On Wednesday, over 600 firemen, aided by six water-bomber planes, were struggling to put out two wildfires in southern France that had already burned over 1,700 hectares and forced the evacuation of thousands of visitors.
“Important human and material resources are being deployed to master the fires (…) local and national reinforcements are expected,” stated the Gironde department’s local authority.
France, which has already been ravaged by a number of wildfires in recent weeks, is now experiencing a second heatwave in as many months, along with the rest of Europe.

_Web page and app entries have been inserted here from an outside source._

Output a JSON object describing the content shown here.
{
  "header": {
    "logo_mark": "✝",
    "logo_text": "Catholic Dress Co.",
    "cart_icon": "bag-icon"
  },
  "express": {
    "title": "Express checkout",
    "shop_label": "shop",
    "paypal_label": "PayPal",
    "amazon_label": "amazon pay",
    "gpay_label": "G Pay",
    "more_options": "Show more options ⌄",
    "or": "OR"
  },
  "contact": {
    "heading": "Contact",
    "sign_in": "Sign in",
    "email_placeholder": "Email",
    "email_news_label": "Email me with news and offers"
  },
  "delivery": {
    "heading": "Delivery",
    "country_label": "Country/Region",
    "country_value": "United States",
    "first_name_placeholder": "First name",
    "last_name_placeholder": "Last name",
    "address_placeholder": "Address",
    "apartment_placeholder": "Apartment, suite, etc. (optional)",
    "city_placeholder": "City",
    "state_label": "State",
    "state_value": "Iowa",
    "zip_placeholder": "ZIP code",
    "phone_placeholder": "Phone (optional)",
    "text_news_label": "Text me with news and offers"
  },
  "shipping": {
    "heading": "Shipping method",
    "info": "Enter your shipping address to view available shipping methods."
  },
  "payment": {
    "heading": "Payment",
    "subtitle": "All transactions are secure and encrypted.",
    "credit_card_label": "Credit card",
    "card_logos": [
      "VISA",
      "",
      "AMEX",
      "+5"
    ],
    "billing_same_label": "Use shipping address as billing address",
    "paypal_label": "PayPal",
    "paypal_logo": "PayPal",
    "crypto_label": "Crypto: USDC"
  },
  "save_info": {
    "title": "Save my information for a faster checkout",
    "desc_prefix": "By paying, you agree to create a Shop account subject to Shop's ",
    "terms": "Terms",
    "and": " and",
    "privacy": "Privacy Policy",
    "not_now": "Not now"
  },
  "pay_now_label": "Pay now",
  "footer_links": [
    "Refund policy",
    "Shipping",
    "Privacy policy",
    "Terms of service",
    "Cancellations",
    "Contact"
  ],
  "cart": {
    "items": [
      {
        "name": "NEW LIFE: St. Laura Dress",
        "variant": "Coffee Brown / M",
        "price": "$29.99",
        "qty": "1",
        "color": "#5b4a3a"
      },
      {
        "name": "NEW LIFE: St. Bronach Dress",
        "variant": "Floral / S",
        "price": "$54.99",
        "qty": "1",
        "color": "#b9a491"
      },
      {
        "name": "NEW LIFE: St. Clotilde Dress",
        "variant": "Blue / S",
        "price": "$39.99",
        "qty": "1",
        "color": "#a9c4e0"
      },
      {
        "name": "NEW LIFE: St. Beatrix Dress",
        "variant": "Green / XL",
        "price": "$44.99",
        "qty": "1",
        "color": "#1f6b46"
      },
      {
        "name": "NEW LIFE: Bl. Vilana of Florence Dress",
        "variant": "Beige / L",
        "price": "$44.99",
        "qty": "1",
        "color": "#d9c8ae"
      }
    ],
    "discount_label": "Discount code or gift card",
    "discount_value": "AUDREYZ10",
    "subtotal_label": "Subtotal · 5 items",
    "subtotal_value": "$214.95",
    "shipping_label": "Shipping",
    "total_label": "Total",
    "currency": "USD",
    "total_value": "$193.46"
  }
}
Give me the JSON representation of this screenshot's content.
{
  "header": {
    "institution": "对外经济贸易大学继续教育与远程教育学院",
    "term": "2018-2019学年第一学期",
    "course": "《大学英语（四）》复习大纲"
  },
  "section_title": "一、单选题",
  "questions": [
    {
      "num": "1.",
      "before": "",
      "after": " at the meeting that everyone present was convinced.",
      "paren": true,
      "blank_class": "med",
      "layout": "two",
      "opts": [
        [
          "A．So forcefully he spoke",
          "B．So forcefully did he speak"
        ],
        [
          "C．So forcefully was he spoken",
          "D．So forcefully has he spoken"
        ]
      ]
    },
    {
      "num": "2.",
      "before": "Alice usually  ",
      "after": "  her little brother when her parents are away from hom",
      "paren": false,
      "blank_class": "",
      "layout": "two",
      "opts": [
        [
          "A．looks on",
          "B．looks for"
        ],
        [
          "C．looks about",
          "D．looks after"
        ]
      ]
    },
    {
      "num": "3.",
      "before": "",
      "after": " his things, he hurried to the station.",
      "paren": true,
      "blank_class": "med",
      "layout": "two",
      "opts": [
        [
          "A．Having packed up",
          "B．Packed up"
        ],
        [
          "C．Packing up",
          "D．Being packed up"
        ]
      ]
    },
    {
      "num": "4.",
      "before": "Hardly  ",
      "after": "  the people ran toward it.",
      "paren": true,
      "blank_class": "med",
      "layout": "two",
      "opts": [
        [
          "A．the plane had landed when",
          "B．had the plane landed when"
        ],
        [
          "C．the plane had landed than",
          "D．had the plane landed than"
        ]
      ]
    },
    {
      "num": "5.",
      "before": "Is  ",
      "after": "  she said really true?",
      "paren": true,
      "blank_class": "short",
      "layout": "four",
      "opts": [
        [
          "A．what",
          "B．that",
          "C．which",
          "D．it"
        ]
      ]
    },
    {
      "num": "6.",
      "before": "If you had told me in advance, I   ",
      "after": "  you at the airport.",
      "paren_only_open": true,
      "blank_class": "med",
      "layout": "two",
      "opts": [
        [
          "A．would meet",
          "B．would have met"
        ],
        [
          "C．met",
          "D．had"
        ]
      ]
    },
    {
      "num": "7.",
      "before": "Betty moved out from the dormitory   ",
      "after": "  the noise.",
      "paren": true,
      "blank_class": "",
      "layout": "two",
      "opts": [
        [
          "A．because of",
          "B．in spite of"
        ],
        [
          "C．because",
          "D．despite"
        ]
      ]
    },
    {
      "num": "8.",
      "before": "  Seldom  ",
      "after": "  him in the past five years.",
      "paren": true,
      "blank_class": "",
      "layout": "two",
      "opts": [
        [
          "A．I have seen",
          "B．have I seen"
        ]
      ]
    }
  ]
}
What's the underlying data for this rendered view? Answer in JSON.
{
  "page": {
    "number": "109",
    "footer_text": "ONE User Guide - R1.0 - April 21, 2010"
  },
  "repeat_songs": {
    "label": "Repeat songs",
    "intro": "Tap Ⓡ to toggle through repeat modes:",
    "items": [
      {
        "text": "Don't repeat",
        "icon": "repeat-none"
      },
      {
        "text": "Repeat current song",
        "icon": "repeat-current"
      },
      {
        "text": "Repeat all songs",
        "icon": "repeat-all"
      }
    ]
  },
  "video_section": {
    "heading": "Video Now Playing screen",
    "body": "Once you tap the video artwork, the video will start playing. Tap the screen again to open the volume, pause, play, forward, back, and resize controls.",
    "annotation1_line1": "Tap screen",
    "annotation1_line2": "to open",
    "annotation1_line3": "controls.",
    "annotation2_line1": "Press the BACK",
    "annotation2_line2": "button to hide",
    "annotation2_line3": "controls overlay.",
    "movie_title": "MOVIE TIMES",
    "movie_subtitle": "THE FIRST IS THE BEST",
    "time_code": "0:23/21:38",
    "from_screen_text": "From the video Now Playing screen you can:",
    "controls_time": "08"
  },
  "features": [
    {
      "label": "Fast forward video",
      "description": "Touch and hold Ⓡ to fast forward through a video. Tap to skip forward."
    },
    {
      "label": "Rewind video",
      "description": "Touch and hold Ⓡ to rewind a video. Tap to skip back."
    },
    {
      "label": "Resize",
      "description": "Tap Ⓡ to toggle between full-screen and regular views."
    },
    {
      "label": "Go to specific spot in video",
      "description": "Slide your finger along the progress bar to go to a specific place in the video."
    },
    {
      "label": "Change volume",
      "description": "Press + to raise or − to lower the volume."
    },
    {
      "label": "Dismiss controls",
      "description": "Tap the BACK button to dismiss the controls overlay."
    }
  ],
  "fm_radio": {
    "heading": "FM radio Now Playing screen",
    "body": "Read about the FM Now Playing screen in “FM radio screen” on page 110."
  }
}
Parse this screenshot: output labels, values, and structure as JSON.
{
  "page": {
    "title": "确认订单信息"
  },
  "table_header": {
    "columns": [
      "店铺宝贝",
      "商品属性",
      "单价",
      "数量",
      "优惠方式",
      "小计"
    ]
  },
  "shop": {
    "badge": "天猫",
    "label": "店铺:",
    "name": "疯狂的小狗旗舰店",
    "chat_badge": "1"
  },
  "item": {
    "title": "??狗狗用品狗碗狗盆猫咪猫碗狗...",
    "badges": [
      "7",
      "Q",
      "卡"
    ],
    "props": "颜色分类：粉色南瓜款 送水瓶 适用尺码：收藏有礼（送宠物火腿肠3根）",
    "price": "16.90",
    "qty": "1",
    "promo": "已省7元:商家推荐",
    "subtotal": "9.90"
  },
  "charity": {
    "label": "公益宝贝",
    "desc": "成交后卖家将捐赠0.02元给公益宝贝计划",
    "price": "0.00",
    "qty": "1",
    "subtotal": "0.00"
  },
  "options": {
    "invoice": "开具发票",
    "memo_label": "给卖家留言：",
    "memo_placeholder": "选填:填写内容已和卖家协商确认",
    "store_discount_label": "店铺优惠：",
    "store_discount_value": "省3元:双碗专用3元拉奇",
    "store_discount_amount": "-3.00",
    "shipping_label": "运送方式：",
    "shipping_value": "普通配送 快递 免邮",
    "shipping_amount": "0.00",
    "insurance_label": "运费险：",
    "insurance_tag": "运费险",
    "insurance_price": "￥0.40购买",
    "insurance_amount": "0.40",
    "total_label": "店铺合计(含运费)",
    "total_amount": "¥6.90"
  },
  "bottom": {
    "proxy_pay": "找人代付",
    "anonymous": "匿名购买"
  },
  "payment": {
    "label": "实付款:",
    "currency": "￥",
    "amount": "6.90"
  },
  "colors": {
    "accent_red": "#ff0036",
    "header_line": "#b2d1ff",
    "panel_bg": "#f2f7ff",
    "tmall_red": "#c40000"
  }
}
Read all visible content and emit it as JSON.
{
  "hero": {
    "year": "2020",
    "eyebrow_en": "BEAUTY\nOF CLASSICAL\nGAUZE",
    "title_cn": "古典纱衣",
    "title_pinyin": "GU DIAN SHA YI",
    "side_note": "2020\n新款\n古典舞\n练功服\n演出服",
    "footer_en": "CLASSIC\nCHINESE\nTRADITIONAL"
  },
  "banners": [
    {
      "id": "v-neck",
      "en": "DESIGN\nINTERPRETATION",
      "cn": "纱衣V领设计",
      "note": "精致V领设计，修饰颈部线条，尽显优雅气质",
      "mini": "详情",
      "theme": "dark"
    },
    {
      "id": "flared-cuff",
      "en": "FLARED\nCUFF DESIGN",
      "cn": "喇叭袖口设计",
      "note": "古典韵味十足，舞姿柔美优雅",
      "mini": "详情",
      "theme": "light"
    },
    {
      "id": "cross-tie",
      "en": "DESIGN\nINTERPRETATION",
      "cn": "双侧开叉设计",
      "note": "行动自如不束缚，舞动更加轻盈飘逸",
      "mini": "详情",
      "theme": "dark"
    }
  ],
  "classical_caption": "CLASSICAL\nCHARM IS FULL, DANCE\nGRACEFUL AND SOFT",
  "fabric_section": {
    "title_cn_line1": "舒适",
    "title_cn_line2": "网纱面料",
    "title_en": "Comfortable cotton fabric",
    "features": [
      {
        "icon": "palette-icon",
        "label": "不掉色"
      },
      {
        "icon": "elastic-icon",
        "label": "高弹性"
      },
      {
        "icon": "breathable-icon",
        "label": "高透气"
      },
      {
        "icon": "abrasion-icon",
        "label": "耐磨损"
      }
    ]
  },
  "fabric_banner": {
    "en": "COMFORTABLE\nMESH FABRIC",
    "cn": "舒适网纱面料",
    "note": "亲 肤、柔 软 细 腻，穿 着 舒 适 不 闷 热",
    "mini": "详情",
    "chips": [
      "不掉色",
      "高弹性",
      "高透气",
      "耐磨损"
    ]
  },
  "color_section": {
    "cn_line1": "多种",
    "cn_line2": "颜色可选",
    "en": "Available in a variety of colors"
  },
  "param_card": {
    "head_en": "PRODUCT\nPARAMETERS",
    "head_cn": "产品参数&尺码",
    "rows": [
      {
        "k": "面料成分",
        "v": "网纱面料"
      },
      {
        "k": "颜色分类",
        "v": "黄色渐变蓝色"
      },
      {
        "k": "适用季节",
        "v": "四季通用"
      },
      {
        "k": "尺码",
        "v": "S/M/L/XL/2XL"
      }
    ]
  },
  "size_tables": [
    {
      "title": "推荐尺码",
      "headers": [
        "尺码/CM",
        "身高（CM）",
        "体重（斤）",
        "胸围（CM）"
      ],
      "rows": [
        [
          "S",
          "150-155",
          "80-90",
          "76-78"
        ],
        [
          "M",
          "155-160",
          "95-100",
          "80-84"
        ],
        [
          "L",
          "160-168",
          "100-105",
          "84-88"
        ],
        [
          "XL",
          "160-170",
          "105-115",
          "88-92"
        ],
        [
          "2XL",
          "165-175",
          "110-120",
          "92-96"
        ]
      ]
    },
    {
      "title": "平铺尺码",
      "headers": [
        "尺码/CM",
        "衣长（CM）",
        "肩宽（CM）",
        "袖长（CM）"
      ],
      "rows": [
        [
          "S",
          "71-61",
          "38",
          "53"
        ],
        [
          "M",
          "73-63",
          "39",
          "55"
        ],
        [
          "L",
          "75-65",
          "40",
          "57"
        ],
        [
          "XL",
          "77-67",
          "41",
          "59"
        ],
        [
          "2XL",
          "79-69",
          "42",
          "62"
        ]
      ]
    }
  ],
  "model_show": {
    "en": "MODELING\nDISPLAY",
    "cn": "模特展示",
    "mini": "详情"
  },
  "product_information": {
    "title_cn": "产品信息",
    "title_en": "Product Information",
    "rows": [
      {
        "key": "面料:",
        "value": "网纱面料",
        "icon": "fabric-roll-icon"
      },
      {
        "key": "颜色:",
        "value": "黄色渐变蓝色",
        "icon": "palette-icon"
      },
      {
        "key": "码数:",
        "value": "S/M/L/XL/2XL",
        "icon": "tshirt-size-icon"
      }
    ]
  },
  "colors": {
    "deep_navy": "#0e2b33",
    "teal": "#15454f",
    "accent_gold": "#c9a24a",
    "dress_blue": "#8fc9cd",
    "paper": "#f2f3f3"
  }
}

On Tuesday, several wildfires raged over Portugal’s central area and western Spain, prompting the evacuation of hundreds of people.
The larger of the two Gironde fires is in the town of Landiras, south of Bordeaux, where roads have been stopped and 500 people have been evacuated, despite the fact that the wildfire has already burned almost 1,000 hectares.
The other is along the Atlantic Coast, near the famed “Dune du Pilat” – Europe’s highest sand dune – in the Arcachon Bay region, where large clouds of black smoke were visible rising in the sky.
This fire has already burned 700 hectares and forced the evacuation of 6,000 people from five nearby campgrounds. They were sent to a nearby exhibition center for refuge.
On the night of Bastille Day, the Gironde prefecture has banned all fireworks in cities and villages near woods until Monday, July 18.